blackfilm:

Ylang Ylang Residence

The Ylang Ylang Residence, directed by Hachimiya Ahimada, is Comoros’s first film, and shot on 35mm, is in no way any the lesser for its short running time of 20 minutes.

The island archipelago has had a very chequered history, still affected by occasional civil war today. It also has a truly cosmopolitan history, due to its proximity to Africa, the Middle East, and Austronesia, the cultures from which have all left their mark across the centuries. In the film, this is evidenced by the fact that those who have returned have elevated their socialstatus by previously living and working in France, the predominance of Islamic culture, and the language of the film being Arabic – just one of the languages used on the islands.

The Ylang Ylang Residence is also a film about knowing who your friends are in times of hardship. For Djibril and his wife, when family has deserted them, salvation comes in the kindness of strangers, or more accurately, friends and neighbours. It is the kind of communal altruism we typically romanticise as being the lifeblood of rural areas, yet in reality is by no means guaranteed to occur.

If it shows anything about Comoros, it’s that twenty minutes is nowhere near enough time to truly understand this complex, multi-layered culture. Ahimada clearly agrees, and is doing something about it. via

watch the preview here, watch in full for a fee at the same website (in Arabic with French subtitles). 

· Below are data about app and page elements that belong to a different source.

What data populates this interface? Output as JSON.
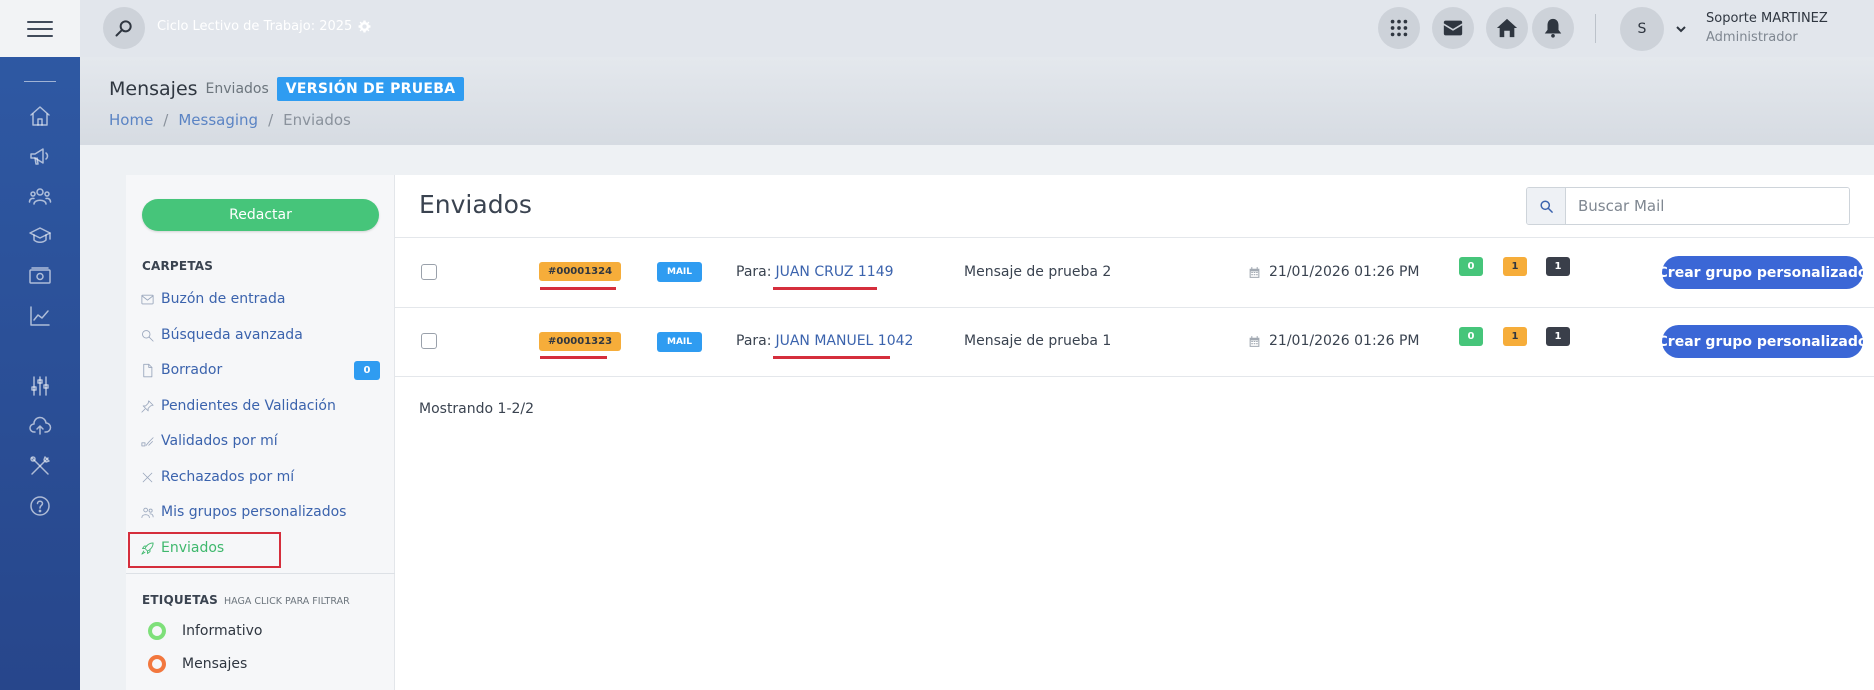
{
  "header": {
    "cycle_text": "Ciclo Lectivo de Trabajo: 2025",
    "user_initial": "S",
    "user_name": "Soporte MARTINEZ",
    "user_role": "Administrador"
  },
  "page": {
    "title": "Mensajes",
    "subtitle": "Enviados",
    "trial_badge": "VERSIÓN DE PRUEBA",
    "breadcrumbs": [
      "Home",
      "Messaging",
      "Enviados"
    ],
    "breadcrumb_separator": "/"
  },
  "sidebar": {
    "compose_label": "Redactar",
    "folders_title": "CARPETAS",
    "folders": [
      {
        "label": "Buzón de entrada",
        "icon": "inbox-icon"
      },
      {
        "label": "Búsqueda avanzada",
        "icon": "search-icon"
      },
      {
        "label": "Borrador",
        "icon": "file-icon",
        "count": "0"
      },
      {
        "label": "Pendientes de Validación",
        "icon": "pin-icon"
      },
      {
        "label": "Validados por mí",
        "icon": "check-icon"
      },
      {
        "label": "Rechazados por mí",
        "icon": "x-icon"
      },
      {
        "label": "Mis grupos personalizados",
        "icon": "users-icon"
      },
      {
        "label": "Enviados",
        "icon": "rocket-icon",
        "active": true
      }
    ],
    "tags_title": "ETIQUETAS",
    "tags_hint": "HAGA CLICK PARA FILTRAR",
    "tags": [
      {
        "label": "Informativo",
        "color": "#7ee07a"
      },
      {
        "label": "Mensajes",
        "color": "#f2773e"
      }
    ]
  },
  "main": {
    "title": "Enviados",
    "search_placeholder": "Buscar Mail",
    "para_label": "Para:",
    "channel_label": "MAIL",
    "action_label": "Crear grupo personalizado",
    "rows": [
      {
        "id": "#00001324",
        "recipient": "JUAN CRUZ 1149",
        "subject": "Mensaje de prueba 2",
        "date": "21/01/2026 01:26 PM",
        "green": "0",
        "yellow": "1",
        "dark": "1"
      },
      {
        "id": "#00001323",
        "recipient": "JUAN MANUEL 1042",
        "subject": "Mensaje de prueba 1",
        "date": "21/01/2026 01:26 PM",
        "green": "0",
        "yellow": "1",
        "dark": "1"
      }
    ],
    "showing": "Mostrando 1-2/2"
  },
  "colors": {
    "rail": "#2f5aa5",
    "accent_green": "#46c57a",
    "accent_blue": "#2f9cf1",
    "badge_yellow": "#f6ad3a",
    "button_blue": "#3b67d6",
    "highlight_red": "#d52e3c"
  }
}
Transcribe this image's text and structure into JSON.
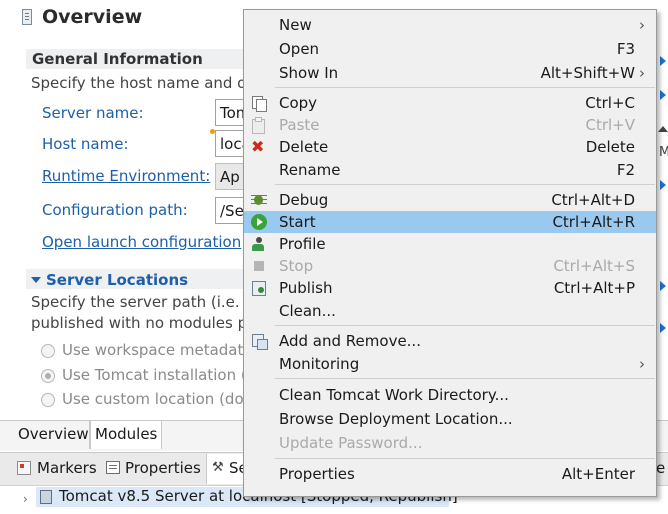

Happy Independence Day to all of our followers from the Comoros!

July 6th, 1975